The fourth screen adaptation of a novel over eighty years old, you’d think people would have figured out that the Orient Express isn’t the safest way to travel by now. Nonetheless, a man has once again been murdered on the passenger train speeding its way through Europe, and it’s up to the famed Belgian detective Hercule (not Hercules) Poirot to figure out which of the eccentric passengers committed the crime. Kenneth Branagh both directs and dons the ludicrous moustache of Poirot for this trip, and is joined by an impeccable A-list cast of suspects including Michelle Pfeiffer, Dame Judi Dench, Johnny Depp, and Daisy Ridley.
Having never read Agatha Christie’s novel or seen one of the previous adaptations I can’t say how well this version matches the tone or plot of the original, but Branagh seems to have opted for a similar style to Guy Richie’s Sherlock Holmes films. The production design is sleek and flashy, with stylised flashbacks and the camera smoothly flowing around the train and its inhabitants, and the story peppered with some action sequences to liven things up. Unfortunately Poirot is even less suited to be an action hero than Holmes is and these moments feel ludicrous and often comical. A good mystery requires the time to slowly and thoughtfully piece together all the clues to narrow down the list of suspects, which doesn’t quite fit with the detective fighting off attackers with his walking stick.

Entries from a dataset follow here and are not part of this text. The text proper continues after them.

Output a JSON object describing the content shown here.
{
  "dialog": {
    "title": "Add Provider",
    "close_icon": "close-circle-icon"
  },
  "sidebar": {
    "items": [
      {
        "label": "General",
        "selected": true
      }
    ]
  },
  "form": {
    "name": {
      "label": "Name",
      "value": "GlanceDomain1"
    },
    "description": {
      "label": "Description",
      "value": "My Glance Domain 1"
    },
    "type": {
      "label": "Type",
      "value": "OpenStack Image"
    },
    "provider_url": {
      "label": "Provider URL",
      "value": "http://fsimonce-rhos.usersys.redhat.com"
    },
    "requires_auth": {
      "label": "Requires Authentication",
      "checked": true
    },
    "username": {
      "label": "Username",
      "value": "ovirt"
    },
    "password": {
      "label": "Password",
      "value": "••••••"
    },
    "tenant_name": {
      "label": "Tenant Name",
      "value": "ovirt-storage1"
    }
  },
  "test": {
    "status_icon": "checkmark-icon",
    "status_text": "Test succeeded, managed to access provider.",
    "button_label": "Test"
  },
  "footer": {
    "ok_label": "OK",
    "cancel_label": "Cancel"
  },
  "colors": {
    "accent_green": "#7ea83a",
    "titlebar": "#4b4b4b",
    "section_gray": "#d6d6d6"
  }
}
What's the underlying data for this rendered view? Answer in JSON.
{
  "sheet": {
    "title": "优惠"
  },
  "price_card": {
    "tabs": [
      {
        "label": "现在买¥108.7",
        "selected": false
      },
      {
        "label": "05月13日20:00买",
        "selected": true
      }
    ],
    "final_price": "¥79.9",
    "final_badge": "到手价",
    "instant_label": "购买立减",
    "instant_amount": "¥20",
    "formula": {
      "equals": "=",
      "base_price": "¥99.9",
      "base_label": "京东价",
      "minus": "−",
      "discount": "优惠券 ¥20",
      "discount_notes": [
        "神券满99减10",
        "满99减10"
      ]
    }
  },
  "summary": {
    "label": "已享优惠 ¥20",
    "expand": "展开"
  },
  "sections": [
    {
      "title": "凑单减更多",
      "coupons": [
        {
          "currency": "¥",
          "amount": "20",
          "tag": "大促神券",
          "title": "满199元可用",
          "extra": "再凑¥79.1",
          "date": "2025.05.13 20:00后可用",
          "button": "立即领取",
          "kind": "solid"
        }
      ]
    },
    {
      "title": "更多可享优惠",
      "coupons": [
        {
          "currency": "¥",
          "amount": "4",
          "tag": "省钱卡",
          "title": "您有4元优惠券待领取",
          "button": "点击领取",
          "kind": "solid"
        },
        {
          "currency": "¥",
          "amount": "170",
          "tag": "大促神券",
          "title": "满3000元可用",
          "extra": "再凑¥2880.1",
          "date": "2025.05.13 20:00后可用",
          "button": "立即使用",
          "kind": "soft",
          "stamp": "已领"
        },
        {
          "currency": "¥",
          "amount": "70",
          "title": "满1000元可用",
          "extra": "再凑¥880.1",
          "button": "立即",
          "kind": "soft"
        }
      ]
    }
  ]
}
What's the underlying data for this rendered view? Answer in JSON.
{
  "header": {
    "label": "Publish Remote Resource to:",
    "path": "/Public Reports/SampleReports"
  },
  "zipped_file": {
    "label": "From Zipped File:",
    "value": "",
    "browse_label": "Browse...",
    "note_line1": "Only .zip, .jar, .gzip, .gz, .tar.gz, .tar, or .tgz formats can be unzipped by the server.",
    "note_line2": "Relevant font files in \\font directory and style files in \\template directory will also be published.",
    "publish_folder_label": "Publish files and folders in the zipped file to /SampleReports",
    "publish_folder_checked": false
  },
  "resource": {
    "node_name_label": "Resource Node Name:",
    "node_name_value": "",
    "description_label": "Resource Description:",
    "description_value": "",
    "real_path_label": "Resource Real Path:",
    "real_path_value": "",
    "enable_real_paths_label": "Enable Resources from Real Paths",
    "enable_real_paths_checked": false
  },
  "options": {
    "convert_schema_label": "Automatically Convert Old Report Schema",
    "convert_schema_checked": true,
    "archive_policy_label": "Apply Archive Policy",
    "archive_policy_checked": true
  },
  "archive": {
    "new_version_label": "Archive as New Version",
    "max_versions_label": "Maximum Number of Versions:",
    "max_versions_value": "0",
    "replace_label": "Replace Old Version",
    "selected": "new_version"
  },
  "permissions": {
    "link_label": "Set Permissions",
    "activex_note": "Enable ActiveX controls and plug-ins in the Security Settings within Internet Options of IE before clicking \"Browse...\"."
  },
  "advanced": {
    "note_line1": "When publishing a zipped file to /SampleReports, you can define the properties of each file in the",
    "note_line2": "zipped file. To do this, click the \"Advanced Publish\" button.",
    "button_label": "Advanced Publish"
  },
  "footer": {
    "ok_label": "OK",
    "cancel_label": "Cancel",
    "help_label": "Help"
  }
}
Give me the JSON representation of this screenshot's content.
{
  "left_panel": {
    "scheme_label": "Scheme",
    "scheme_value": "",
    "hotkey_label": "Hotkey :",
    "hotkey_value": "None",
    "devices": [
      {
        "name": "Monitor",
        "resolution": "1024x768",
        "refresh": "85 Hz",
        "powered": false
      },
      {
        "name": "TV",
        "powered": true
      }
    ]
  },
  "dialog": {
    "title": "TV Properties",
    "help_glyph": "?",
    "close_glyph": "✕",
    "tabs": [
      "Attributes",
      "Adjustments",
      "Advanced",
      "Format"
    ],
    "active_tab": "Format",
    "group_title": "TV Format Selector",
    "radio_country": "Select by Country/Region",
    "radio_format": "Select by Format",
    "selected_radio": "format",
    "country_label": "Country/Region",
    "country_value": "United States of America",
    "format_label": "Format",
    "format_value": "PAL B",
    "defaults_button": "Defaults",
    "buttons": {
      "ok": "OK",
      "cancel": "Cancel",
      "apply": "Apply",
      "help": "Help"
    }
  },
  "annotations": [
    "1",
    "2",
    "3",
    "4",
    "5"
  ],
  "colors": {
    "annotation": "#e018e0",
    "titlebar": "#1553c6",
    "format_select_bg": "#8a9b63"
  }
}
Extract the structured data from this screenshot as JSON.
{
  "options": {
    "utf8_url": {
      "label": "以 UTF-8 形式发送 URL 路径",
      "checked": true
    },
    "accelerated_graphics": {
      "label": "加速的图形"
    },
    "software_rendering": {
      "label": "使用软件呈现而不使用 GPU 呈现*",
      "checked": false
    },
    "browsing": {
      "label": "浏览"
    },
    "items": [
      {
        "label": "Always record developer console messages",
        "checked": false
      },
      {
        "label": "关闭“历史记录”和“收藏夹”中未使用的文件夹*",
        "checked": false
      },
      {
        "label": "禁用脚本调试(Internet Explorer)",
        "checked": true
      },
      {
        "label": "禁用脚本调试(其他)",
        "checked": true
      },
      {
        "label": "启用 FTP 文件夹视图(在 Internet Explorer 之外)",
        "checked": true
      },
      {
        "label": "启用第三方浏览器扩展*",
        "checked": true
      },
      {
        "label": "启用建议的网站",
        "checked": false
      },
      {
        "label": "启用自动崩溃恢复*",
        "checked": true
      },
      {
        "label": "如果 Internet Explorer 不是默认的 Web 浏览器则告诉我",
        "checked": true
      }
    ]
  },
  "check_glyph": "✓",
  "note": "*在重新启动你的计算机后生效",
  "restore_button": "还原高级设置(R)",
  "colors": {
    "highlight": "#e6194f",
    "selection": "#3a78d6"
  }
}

At times Murder on the Orient Express feels as though it was only made so that Branagh could be the hero of his own franchise, particularly with an overt reference to Death on the Nile to tease a sequel at the end. Most of the other train passengers are pushed to the side in favour of exploring Poirot’s own quirks and eccentricities and are reduced to the typical one-note characterisations of a murder mystery. There’s the gangster, the butler, the dame, and so on. Fortunately the supporting cast is strong enough to at least make these characters entertaining if nothing else. Pfeiffer is deliciously camp as the flirtatious widow Caroline Hubbard, and the usually comedic Josh Gad delivers a surprisingly sympathetic portrayal as the haggard accountant of Johnny Depp’s gangster character Ratchett. Fans of Depp can take comfort from knowing this is one of his most grounded and believable performances in years, echoing his Whitey Bulger from 2015’s Black Mass, while those who’ve gone off the actor since his domestic violence allegations will be pleased to see him killed off at the end of the first act. Apologies for spoiling an eighty-year-old story.
Yet the entertaining performances only carry so far, and when the mystery is solved none of the characters feel developed enough to give the final reveal much of an impact. That’s not to say Murder on the Orient Express isn’t a fun enough ride while it lasts, but it’s unlikely audiences will have as much fun as Branagh and the cast seem to be having.